Your objective: The answer must consist of every line below that holds the word "image".

(Web page and app entries)

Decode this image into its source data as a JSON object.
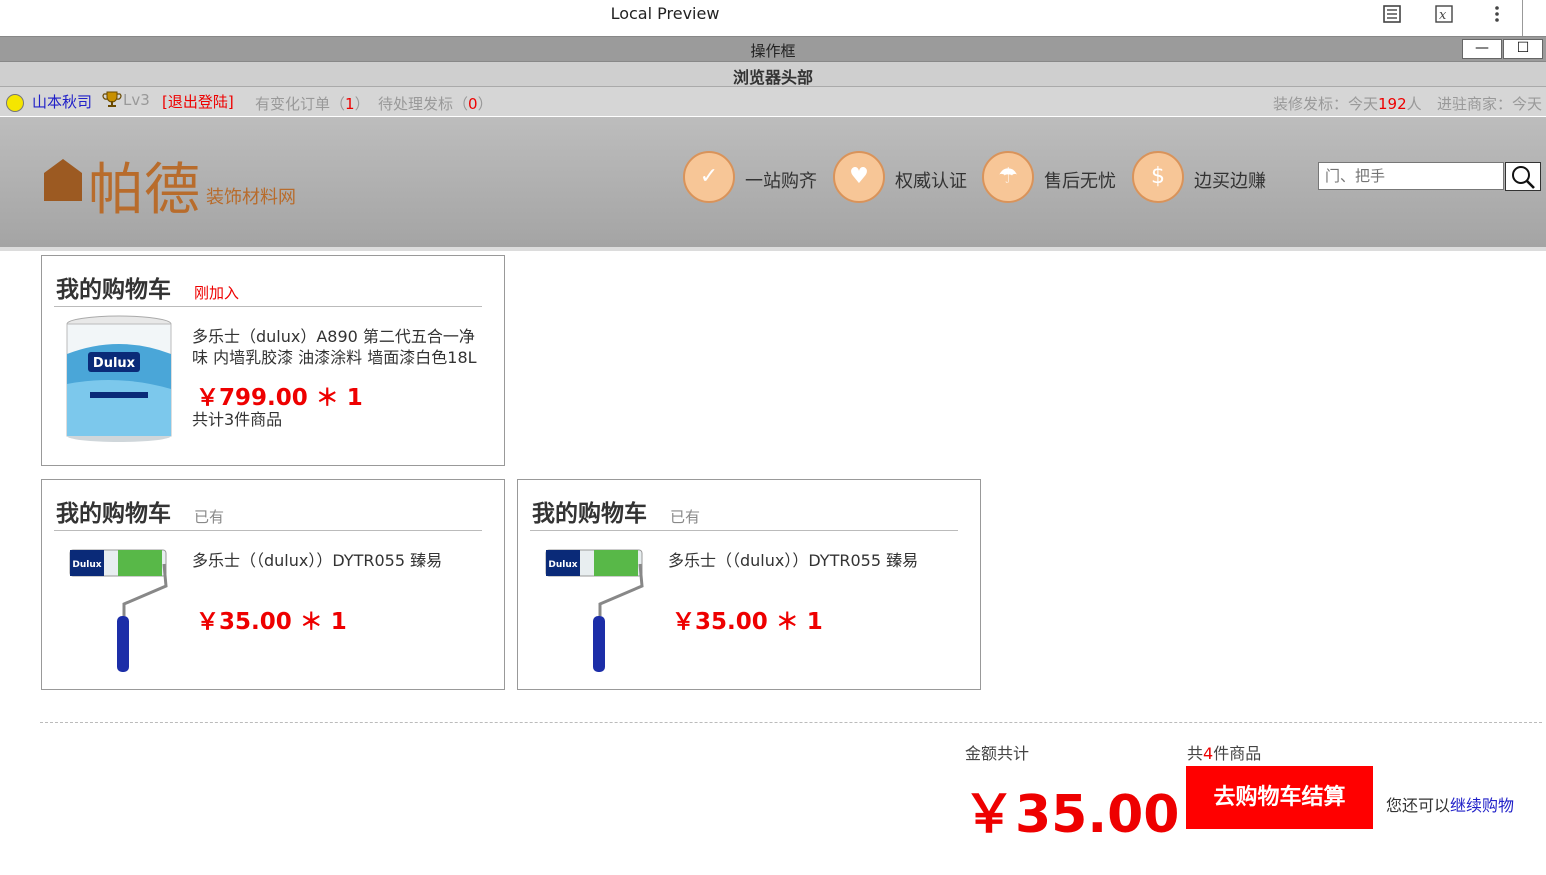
{
  "window": {
    "title": "Local Preview",
    "toolbar_icons": [
      "reader-icon",
      "formula-icon",
      "more-icon"
    ],
    "operation_frame": "操作框",
    "minimize": "—",
    "maximize": "☐",
    "browser_head": "浏览器头部"
  },
  "userbar": {
    "username": "山本秋司",
    "level": "Lv3",
    "logout": "[退出登陆]",
    "changed_orders_label": "有变化订单（",
    "changed_orders_count": "1",
    "changed_orders_close": "）",
    "pending_bids_label": "待处理发标（",
    "pending_bids_count": "0",
    "pending_bids_close": "）",
    "renovation_label": "装修发标：今天",
    "renovation_count": "192",
    "renovation_unit": "人",
    "merchants_label": "进驻商家：今天"
  },
  "header": {
    "logo_main": "帕德",
    "logo_sub": "装饰材料网",
    "features": [
      {
        "icon": "check-icon",
        "glyph": "✓",
        "label": "一站购齐"
      },
      {
        "icon": "heart-icon",
        "glyph": "♥",
        "label": "权威认证"
      },
      {
        "icon": "umbrella-icon",
        "glyph": "☂",
        "label": "售后无忧"
      },
      {
        "icon": "dollar-icon",
        "glyph": "$",
        "label": "边买边赚"
      }
    ],
    "search_placeholder": "门、把手"
  },
  "cart_cards": [
    {
      "title": "我的购物车",
      "tag": "刚加入",
      "name": "多乐士（dulux）A890 第二代五合一净味 内墙乳胶漆 油漆涂料 墙面漆白色18L",
      "price": "￥799.00 ＊ 1",
      "count": "共计3件商品",
      "image": "paint-bucket"
    },
    {
      "title": "我的购物车",
      "tag": "已有",
      "name": "多乐士（（dulux））DYTR055 臻易",
      "price": "￥35.00 ＊ 1",
      "image": "paint-roller"
    },
    {
      "title": "我的购物车",
      "tag": "已有",
      "name": "多乐士（（dulux））DYTR055 臻易",
      "price": "￥35.00 ＊ 1",
      "image": "paint-roller"
    }
  ],
  "summary": {
    "total_label": "金额共计",
    "total": "￥35.00",
    "items_prefix": "共",
    "items_count": "4",
    "items_suffix": "件商品",
    "checkout": "去购物车结算",
    "continue_prefix": "您还可以",
    "continue_link": "继续购物"
  },
  "colors": {
    "price_red": "#ee0000",
    "brand_brown": "#b86c2c",
    "feature_orange": "#f7c697",
    "link_blue": "#2020c8"
  }
}
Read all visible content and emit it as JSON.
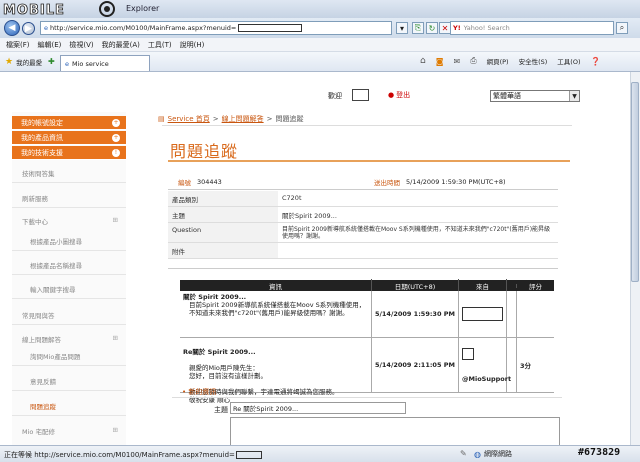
{
  "window": {
    "logo_text": "MOBILE01",
    "title": "Explorer"
  },
  "address_bar": {
    "url": "http://service.mio.com/M0100/MainFrame.aspx?menuid="
  },
  "search": {
    "placeholder": "Yahoo! Search"
  },
  "menu": [
    "檔案(F)",
    "編輯(E)",
    "檢視(V)",
    "我的最愛(A)",
    "工具(T)",
    "說明(H)"
  ],
  "favorites": {
    "label": "我的最愛",
    "tab_label": "Mio service",
    "toolbar_right": [
      "網頁(P)",
      "安全性(S)",
      "工具(O)"
    ]
  },
  "sidebar": {
    "orange_items": [
      {
        "label": "我的帳號設定",
        "icon": "+"
      },
      {
        "label": "我的產品資訊",
        "icon": "+"
      },
      {
        "label": "我的技術支援",
        "icon": "!"
      }
    ],
    "items": [
      {
        "label": "技術問答集",
        "indent": false
      },
      {
        "label": "刷新服務",
        "indent": false
      },
      {
        "label": "下載中心",
        "indent": false,
        "expand": true
      },
      {
        "label": "根據產品小圖搜尋",
        "indent": true
      },
      {
        "label": "根據產品名稱搜尋",
        "indent": true
      },
      {
        "label": "輸入關鍵字搜尋",
        "indent": true
      },
      {
        "label": "常見問與答",
        "indent": false
      },
      {
        "label": "線上問題解答",
        "indent": false,
        "expand": true
      },
      {
        "label": "詢問Mio產品問題",
        "indent": true
      },
      {
        "label": "意見反饋",
        "indent": true
      },
      {
        "label": "問題追蹤",
        "indent": true,
        "active": true
      },
      {
        "label": "Mio 宅配修",
        "indent": false,
        "expand": true
      }
    ]
  },
  "top_controls": {
    "login_label": "歡迎",
    "logout_label": "登出",
    "select_value": "繁體華語"
  },
  "breadcrumb": {
    "items": [
      "Service 首頁",
      "線上問題解答",
      "問題追蹤"
    ]
  },
  "page_title": "問題追蹤",
  "info": {
    "id_label": "編號",
    "id_value": "304443",
    "sent_label": "送出時間",
    "sent_value": "5/14/2009 1:59:30 PM(UTC+8)",
    "rows": [
      {
        "label": "產品類別",
        "value": "C720t"
      },
      {
        "label": "主題",
        "value": "關於Spirit 2009..."
      },
      {
        "label": "Question",
        "value": "目前Spirit 2009新導航系統僅搭載在Moov S系列機種使用，不知道未來我們\"c720t\"(舊用戶)能昇級使用嗎？謝謝。"
      },
      {
        "label": "附件",
        "value": ""
      }
    ]
  },
  "thread": {
    "headers": [
      "資訊",
      "日期(UTC+8)",
      "來自",
      "",
      "評分"
    ],
    "rows": [
      {
        "title": "關於 Spirit 2009...",
        "body": "目前Spirit 2009新導航系統僅搭載在Moov S系列機種使用，不知道未來我們\"c720t\"(舊用戶)能昇級使用嗎？謝謝。",
        "date": "5/14/2009 1:59:30 PM",
        "from": "",
        "score": ""
      },
      {
        "title": "Re關於 Spirit 2009...",
        "body": "親愛的Mio用戶陳先生：\n您好，目前沒有這樣計劃。\n\n歡迎您隨時與我們聯繫，宇達電通將竭誠為您服務。\n敬祝安康 順心",
        "date": "5/14/2009 2:11:05 PM",
        "from": "@MioSupport",
        "score": "3分"
      }
    ]
  },
  "reply": {
    "title": "新的資訊",
    "subject_label": "主題",
    "subject_value": "Re 關於Spirit 2009..."
  },
  "status": {
    "text": "正在等候 http://service.mio.com/M0100/MainFrame.aspx?menuid=",
    "zone": "網際網路",
    "watermark": "#673829"
  }
}
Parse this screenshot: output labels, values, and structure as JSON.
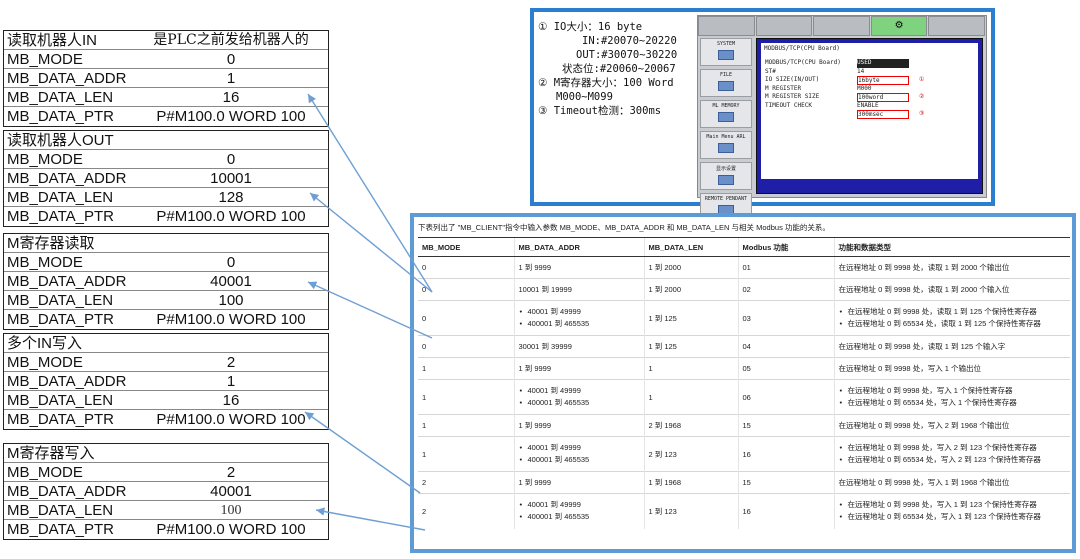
{
  "tables": [
    {
      "title_key": "读取机器人IN",
      "title_val": "是PLC之前发给机器人的",
      "rows": [
        [
          "MB_MODE",
          "0"
        ],
        [
          "MB_DATA_ADDR",
          "1"
        ],
        [
          "MB_DATA_LEN",
          "16"
        ],
        [
          "MB_DATA_PTR",
          "P#M100.0 WORD 100"
        ]
      ]
    },
    {
      "title_key": "读取机器人OUT",
      "title_val": "",
      "rows": [
        [
          "MB_MODE",
          "0"
        ],
        [
          "MB_DATA_ADDR",
          "10001"
        ],
        [
          "MB_DATA_LEN",
          "128"
        ],
        [
          "MB_DATA_PTR",
          "P#M100.0 WORD 100"
        ]
      ]
    },
    {
      "title_key": "M寄存器读取",
      "title_val": "",
      "rows": [
        [
          "MB_MODE",
          "0"
        ],
        [
          "MB_DATA_ADDR",
          "40001"
        ],
        [
          "MB_DATA_LEN",
          "100"
        ],
        [
          "MB_DATA_PTR",
          "P#M100.0 WORD 100"
        ]
      ]
    },
    {
      "title_key": "多个IN写入",
      "title_val": "",
      "rows": [
        [
          "MB_MODE",
          "2"
        ],
        [
          "MB_DATA_ADDR",
          "1"
        ],
        [
          "MB_DATA_LEN",
          "16"
        ],
        [
          "MB_DATA_PTR",
          "P#M100.0 WORD 100"
        ]
      ]
    },
    {
      "title_key": "M寄存器写入",
      "title_val": "",
      "rows": [
        [
          "MB_MODE",
          "2"
        ],
        [
          "MB_DATA_ADDR",
          "40001"
        ],
        [
          "MB_DATA_LEN",
          "100"
        ],
        [
          "MB_DATA_PTR",
          "P#M100.0 WORD 100"
        ]
      ]
    }
  ],
  "hmi_notes": {
    "line1": "① IO大小：16 byte",
    "line2": "IN:#20070~20220",
    "line3": "OUT:#30070~30220",
    "line4": "状态位:#20060~20067",
    "line5": "② M寄存器大小：100 Word",
    "line6": "M000~M099",
    "line7": "③ Timeout检测：300ms"
  },
  "pendant": {
    "tab_icon": "⚙",
    "side_buttons": [
      "SYSTEM",
      "FILE",
      "ML MEMORY",
      "Main Menu ARL",
      "显示设置",
      "REMOTE PENDANT"
    ],
    "screen_title": "MODBUS/TCP(CPU Board)",
    "lines": [
      {
        "a": "MODBUS/TCP(CPU Board)",
        "b": "USED",
        "c": ""
      },
      {
        "a": "ST#",
        "b": "14",
        "c": ""
      },
      {
        "a": "IO SIZE(IN/OUT)",
        "b": "16byte",
        "c": "①"
      },
      {
        "a": "M REGISTER",
        "b": "M000",
        "c": ""
      },
      {
        "a": "M REGISTER SIZE",
        "b": "100word",
        "c": "②"
      },
      {
        "a": "TIMEOUT CHECK",
        "b": "ENABLE",
        "c": ""
      },
      {
        "a": "",
        "b": "300msec",
        "c": "③"
      }
    ]
  },
  "reference": {
    "intro": "下表列出了 \"MB_CLIENT\"指令中输入参数 MB_MODE、MB_DATA_ADDR 和 MB_DATA_LEN 与相关 Modbus 功能的关系。",
    "headers": [
      "MB_MODE",
      "MB_DATA_ADDR",
      "MB_DATA_LEN",
      "Modbus 功能",
      "功能和数据类型"
    ],
    "rows": [
      {
        "mode": "0",
        "addr": [
          "1 到 9999"
        ],
        "len": "1 到 2000",
        "func": "01",
        "desc": [
          "在远程地址 0 到 9998 处，读取 1 到 2000 个输出位"
        ]
      },
      {
        "mode": "0",
        "addr": [
          "10001 到 19999"
        ],
        "len": "1 到 2000",
        "func": "02",
        "desc": [
          "在远程地址 0 到 9998 处，读取 1 到 2000 个输入位"
        ]
      },
      {
        "mode": "0",
        "addr": [
          "40001 到 49999",
          "400001 到 465535"
        ],
        "len": "1 到 125",
        "func": "03",
        "desc": [
          "在远程地址 0 到 9998 处，读取 1 到 125 个保持性寄存器",
          "在远程地址 0 到 65534 处，读取 1 到 125 个保持性寄存器"
        ]
      },
      {
        "mode": "0",
        "addr": [
          "30001 到 39999"
        ],
        "len": "1 到 125",
        "func": "04",
        "desc": [
          "在远程地址 0 到 9998 处，读取 1 到 125 个输入字"
        ]
      },
      {
        "mode": "1",
        "addr": [
          "1 到 9999"
        ],
        "len": "1",
        "func": "05",
        "desc": [
          "在远程地址 0 到 9998 处，写入 1 个输出位"
        ]
      },
      {
        "mode": "1",
        "addr": [
          "40001 到 49999",
          "400001 到 465535"
        ],
        "len": "1",
        "func": "06",
        "desc": [
          "在远程地址 0 到 9998 处，写入 1 个保持性寄存器",
          "在远程地址 0 到 65534 处，写入 1 个保持性寄存器"
        ]
      },
      {
        "mode": "1",
        "addr": [
          "1 到 9999"
        ],
        "len": "2 到 1968",
        "func": "15",
        "desc": [
          "在远程地址 0 到 9998 处，写入 2 到 1968 个输出位"
        ]
      },
      {
        "mode": "1",
        "addr": [
          "40001 到 49999",
          "400001 到 465535"
        ],
        "len": "2 到 123",
        "func": "16",
        "desc": [
          "在远程地址 0 到 9998 处，写入 2 到 123 个保持性寄存器",
          "在远程地址 0 到 65534 处，写入 2 到 123 个保持性寄存器"
        ]
      },
      {
        "mode": "2",
        "addr": [
          "1 到 9999"
        ],
        "len": "1 到 1968",
        "func": "15",
        "desc": [
          "在远程地址 0 到 9998 处，写入 1 到 1968 个输出位"
        ]
      },
      {
        "mode": "2",
        "addr": [
          "40001 到 49999",
          "400001 到 465535"
        ],
        "len": "1 到 123",
        "func": "16",
        "desc": [
          "在远程地址 0 到 9998 处，写入 1 到 123 个保持性寄存器",
          "在远程地址 0 到 65534 处，写入 1 到 123 个保持性寄存器"
        ]
      }
    ]
  },
  "colors": {
    "panel_border": "#2a7fd0",
    "ref_border": "#5d9bd6",
    "arrow": "#6f9fd2",
    "pendant_screen": "#1e1fa6",
    "highlight_box": "#e00000"
  }
}
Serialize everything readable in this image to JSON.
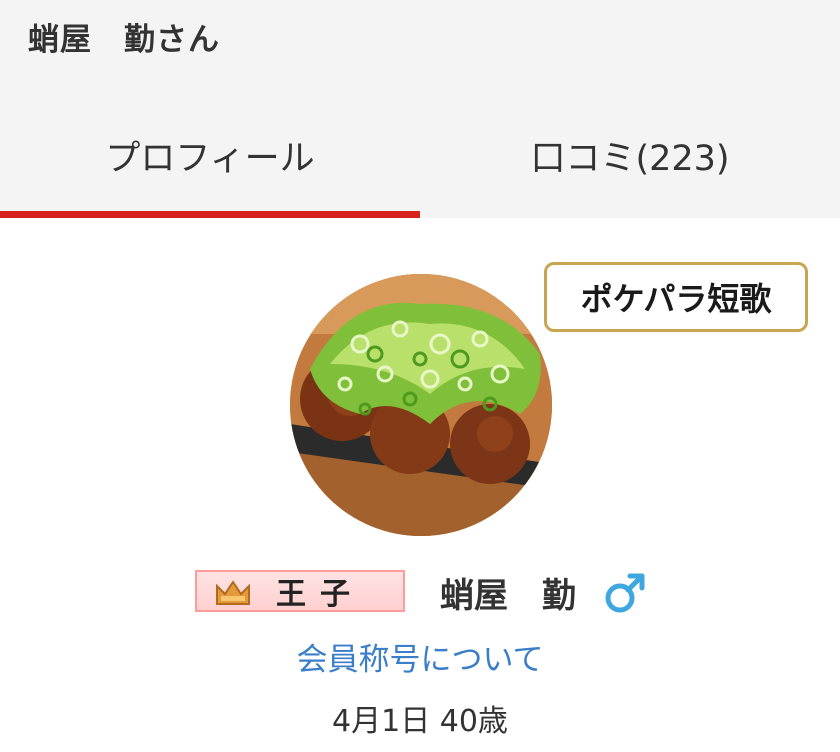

Output:
Decode this image into its source data as a JSON object.
      "image": "paint-bucket"
      "image": "paint-roller"
      "image": "paint-roller"
Serialize everything readable in this image to JSON.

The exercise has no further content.